WORK INSTRUCTIONS
Repeat all the data exactly, and where a record holds a picture, leave that picture out.
─── SUPPLIED MATERIAL ───
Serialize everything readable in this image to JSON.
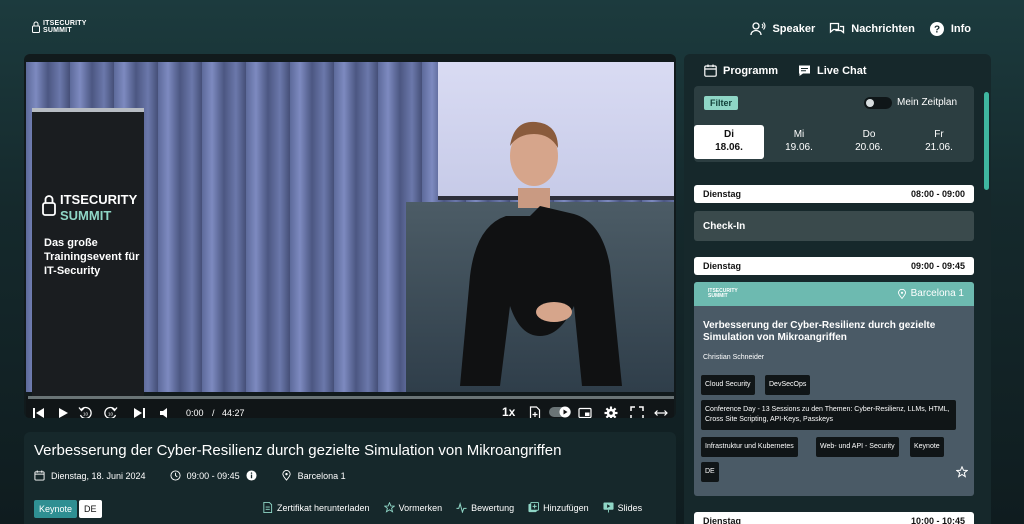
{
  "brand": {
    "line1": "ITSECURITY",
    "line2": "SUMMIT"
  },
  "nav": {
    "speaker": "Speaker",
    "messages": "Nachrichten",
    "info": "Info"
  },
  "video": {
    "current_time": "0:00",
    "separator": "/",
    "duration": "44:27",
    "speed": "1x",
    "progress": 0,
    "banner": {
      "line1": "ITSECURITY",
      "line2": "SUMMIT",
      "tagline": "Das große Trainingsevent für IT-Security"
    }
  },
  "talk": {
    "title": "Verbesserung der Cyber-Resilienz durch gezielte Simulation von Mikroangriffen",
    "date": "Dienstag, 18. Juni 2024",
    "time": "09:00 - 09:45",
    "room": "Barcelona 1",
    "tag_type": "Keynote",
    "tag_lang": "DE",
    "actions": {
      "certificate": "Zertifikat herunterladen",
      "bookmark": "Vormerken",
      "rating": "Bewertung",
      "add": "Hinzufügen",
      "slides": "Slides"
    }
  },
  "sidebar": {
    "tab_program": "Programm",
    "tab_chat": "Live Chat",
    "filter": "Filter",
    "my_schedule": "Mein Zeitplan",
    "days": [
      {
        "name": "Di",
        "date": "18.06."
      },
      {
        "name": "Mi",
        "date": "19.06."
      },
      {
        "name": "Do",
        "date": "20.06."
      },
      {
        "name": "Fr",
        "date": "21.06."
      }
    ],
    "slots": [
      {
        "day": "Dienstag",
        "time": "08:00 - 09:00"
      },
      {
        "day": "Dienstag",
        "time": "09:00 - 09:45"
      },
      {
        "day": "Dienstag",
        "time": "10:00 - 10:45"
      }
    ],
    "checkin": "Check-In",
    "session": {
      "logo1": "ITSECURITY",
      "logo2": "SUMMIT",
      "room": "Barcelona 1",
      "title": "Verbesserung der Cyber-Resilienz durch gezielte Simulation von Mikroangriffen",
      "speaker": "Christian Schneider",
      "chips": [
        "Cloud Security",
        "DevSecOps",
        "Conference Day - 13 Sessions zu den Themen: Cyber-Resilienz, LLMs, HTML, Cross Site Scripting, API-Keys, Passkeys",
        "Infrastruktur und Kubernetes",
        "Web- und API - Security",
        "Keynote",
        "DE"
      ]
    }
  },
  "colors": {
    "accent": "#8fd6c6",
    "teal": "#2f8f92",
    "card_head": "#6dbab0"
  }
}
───
TASK ANSWER
Serialize everything readable in this image to JSON.
{
  "brand": {
    "line1": "ITSECURITY",
    "line2": "SUMMIT"
  },
  "nav": {
    "speaker": "Speaker",
    "messages": "Nachrichten",
    "info": "Info"
  },
  "video": {
    "current_time": "0:00",
    "separator": "/",
    "duration": "44:27",
    "speed": "1x",
    "progress": 0,
    "banner": {
      "line1": "ITSECURITY",
      "line2": "SUMMIT",
      "tagline": "Das große Trainingsevent für IT-Security"
    }
  },
  "talk": {
    "title": "Verbesserung der Cyber-Resilienz durch gezielte Simulation von Mikroangriffen",
    "date": "Dienstag, 18. Juni 2024",
    "time": "09:00 - 09:45",
    "room": "Barcelona 1",
    "tag_type": "Keynote",
    "tag_lang": "DE",
    "actions": {
      "certificate": "Zertifikat herunterladen",
      "bookmark": "Vormerken",
      "rating": "Bewertung",
      "add": "Hinzufügen",
      "slides": "Slides"
    }
  },
  "sidebar": {
    "tab_program": "Programm",
    "tab_chat": "Live Chat",
    "filter": "Filter",
    "my_schedule": "Mein Zeitplan",
    "days": [
      {
        "name": "Di",
        "date": "18.06."
      },
      {
        "name": "Mi",
        "date": "19.06."
      },
      {
        "name": "Do",
        "date": "20.06."
      },
      {
        "name": "Fr",
        "date": "21.06."
      }
    ],
    "slots": [
      {
        "day": "Dienstag",
        "time": "08:00 - 09:00"
      },
      {
        "day": "Dienstag",
        "time": "09:00 - 09:45"
      },
      {
        "day": "Dienstag",
        "time": "10:00 - 10:45"
      }
    ],
    "checkin": "Check-In",
    "session": {
      "logo1": "ITSECURITY",
      "logo2": "SUMMIT",
      "room": "Barcelona 1",
      "title": "Verbesserung der Cyber-Resilienz durch gezielte Simulation von Mikroangriffen",
      "speaker": "Christian Schneider",
      "chips": [
        "Cloud Security",
        "DevSecOps",
        "Conference Day - 13 Sessions zu den Themen: Cyber-Resilienz, LLMs, HTML, Cross Site Scripting, API-Keys, Passkeys",
        "Infrastruktur und Kubernetes",
        "Web- und API - Security",
        "Keynote",
        "DE"
      ]
    }
  },
  "colors": {
    "accent": "#8fd6c6",
    "teal": "#2f8f92",
    "card_head": "#6dbab0"
  }
}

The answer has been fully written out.